(Task input)

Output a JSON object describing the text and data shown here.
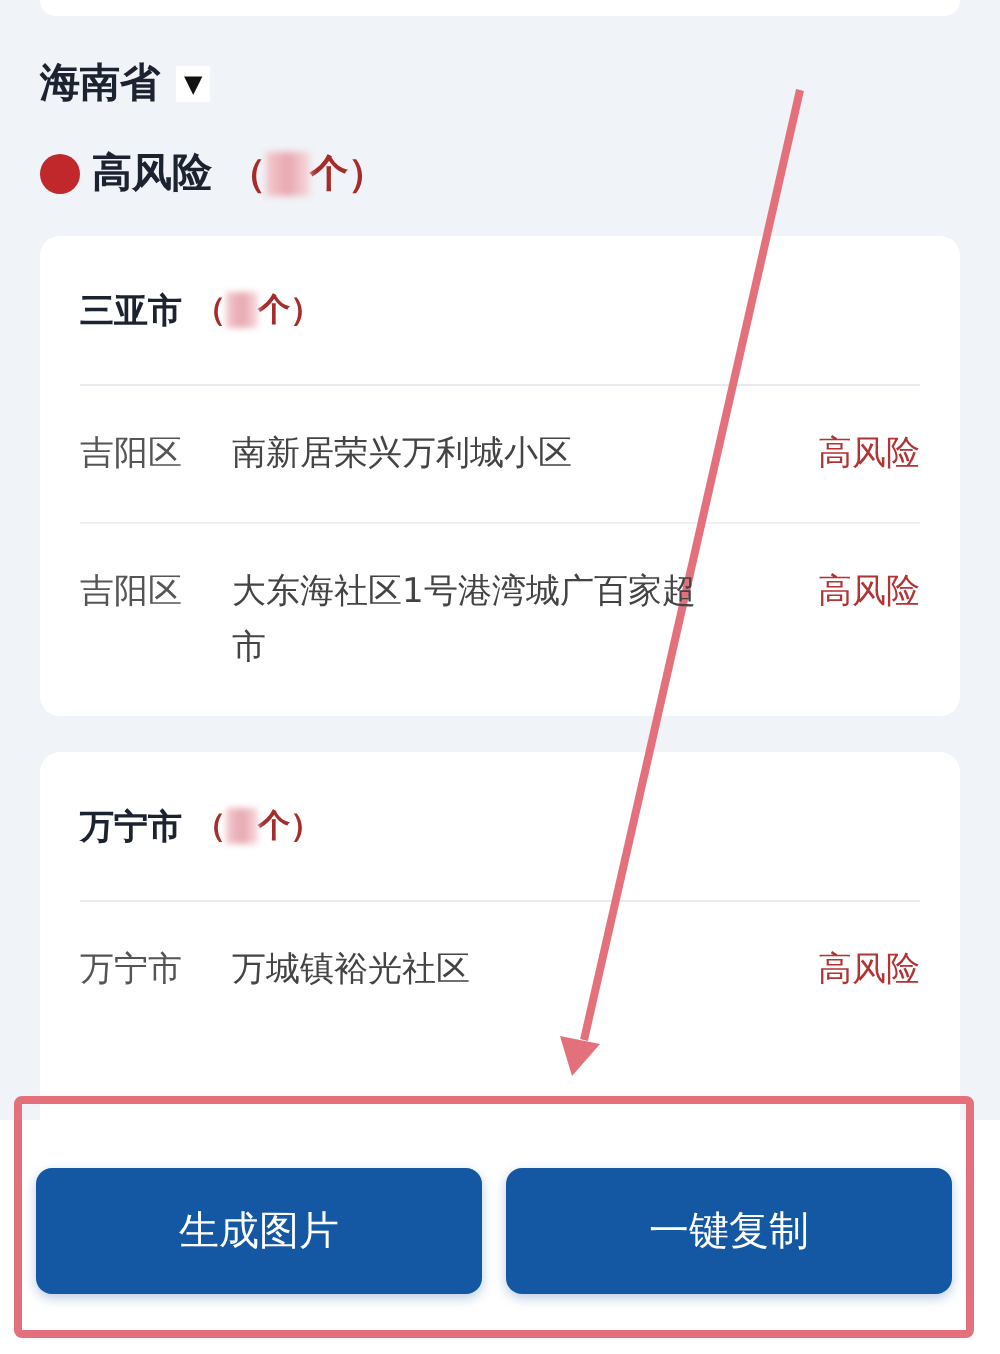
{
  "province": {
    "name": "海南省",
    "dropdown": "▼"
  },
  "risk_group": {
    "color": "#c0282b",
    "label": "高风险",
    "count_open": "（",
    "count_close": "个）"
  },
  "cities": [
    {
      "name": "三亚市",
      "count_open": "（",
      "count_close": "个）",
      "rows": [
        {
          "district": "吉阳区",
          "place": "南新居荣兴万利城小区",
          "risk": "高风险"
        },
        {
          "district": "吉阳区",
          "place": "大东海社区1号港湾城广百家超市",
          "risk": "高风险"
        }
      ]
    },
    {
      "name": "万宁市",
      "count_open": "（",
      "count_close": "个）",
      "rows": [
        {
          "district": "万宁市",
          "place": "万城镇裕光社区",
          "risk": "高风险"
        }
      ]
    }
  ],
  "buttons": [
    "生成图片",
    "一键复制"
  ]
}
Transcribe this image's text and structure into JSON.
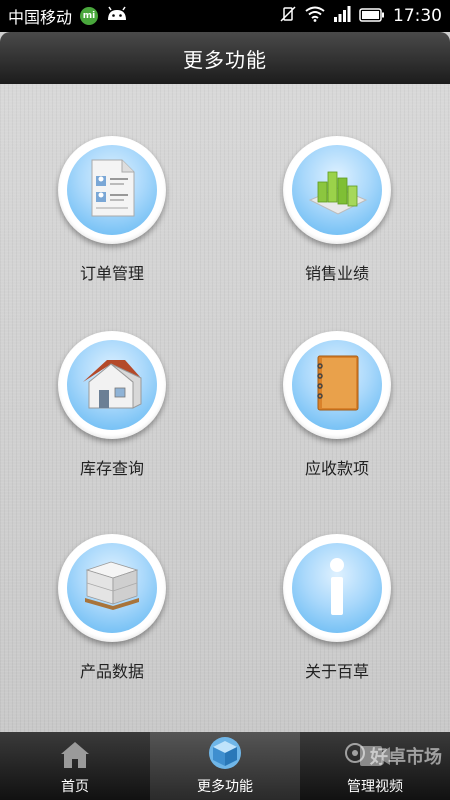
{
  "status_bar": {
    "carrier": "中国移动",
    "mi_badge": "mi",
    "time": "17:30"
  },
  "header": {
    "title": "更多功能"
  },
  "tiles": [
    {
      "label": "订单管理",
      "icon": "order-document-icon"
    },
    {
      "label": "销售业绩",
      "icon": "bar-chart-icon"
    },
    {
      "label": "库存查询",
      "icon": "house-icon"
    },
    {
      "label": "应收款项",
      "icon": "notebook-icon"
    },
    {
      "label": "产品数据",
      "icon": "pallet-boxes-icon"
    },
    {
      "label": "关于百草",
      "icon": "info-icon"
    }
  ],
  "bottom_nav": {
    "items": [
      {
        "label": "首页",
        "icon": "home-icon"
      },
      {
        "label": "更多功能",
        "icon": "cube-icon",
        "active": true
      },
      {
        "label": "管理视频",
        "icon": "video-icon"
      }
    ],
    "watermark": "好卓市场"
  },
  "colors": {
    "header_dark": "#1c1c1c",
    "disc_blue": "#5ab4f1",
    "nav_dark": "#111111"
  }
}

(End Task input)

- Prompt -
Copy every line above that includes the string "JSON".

- Response below -
Output a JSON object describing the text and data shown here.
Transcribe this image's text and structure into JSON.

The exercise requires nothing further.